== Segment start ==
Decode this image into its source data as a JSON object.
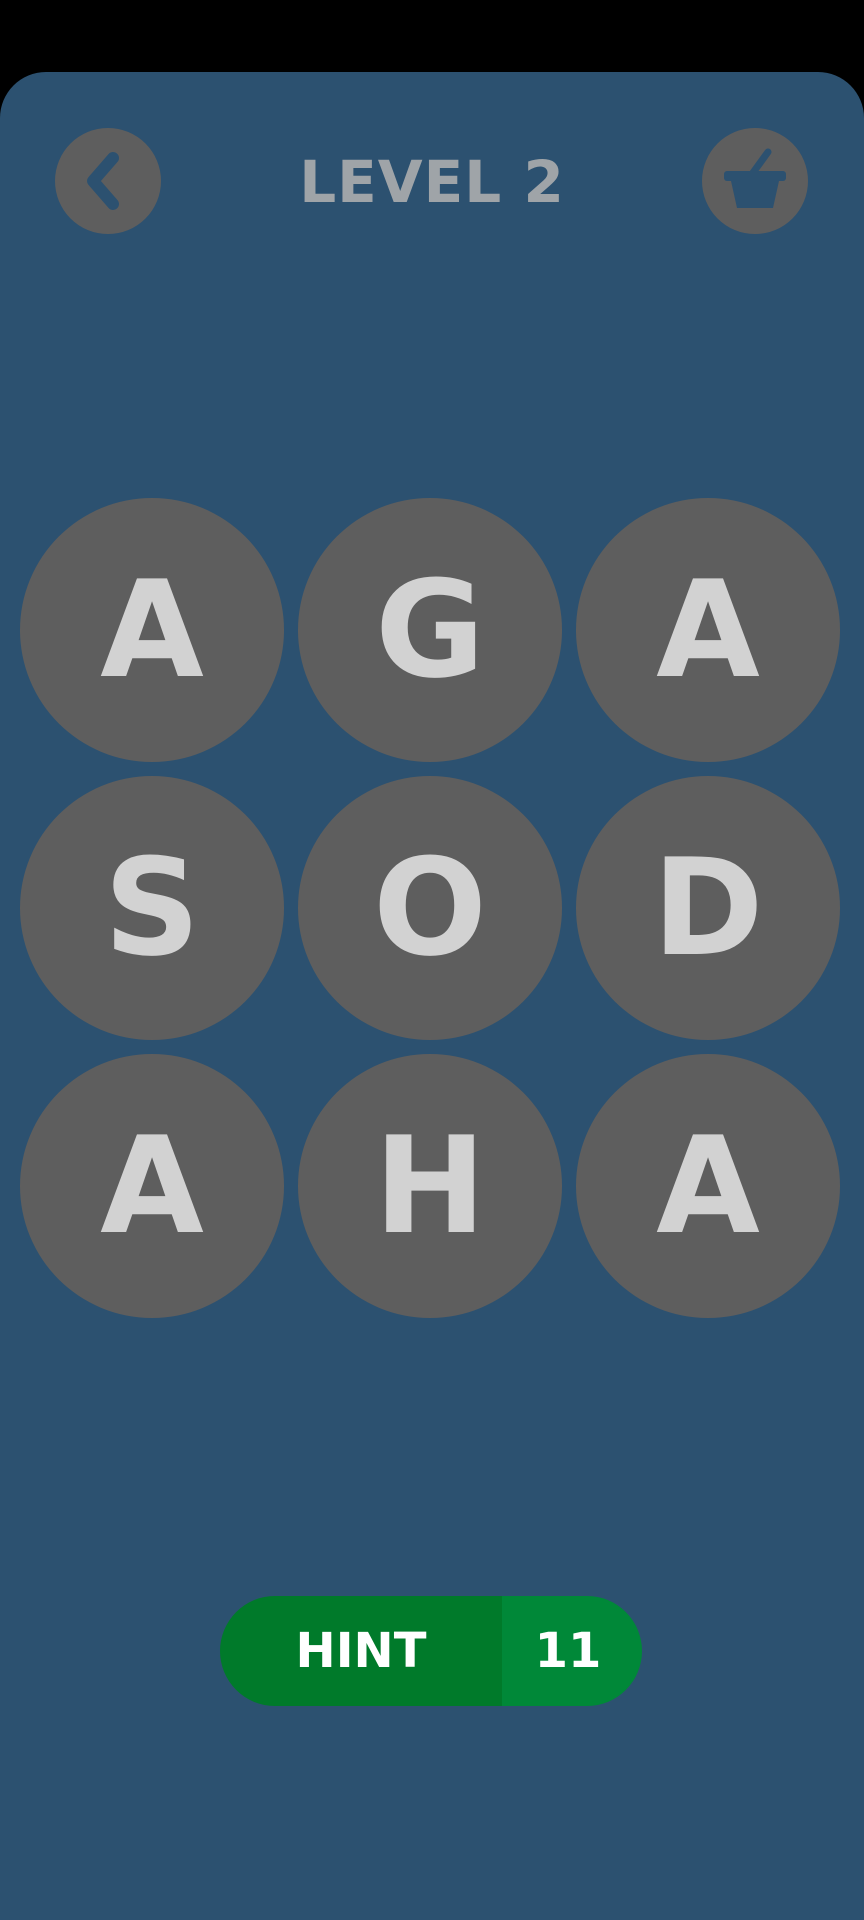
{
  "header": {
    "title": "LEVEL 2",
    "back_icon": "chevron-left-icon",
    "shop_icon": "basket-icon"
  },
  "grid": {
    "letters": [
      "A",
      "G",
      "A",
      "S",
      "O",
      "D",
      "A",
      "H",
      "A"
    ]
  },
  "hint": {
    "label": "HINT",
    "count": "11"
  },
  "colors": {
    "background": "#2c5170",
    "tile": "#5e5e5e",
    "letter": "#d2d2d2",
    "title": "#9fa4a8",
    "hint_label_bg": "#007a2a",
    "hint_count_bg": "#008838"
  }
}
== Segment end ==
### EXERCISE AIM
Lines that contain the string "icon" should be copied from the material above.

### SOLUTION TO THIS TASK
    "back_icon": "chevron-left-icon",
    "shop_icon": "basket-icon"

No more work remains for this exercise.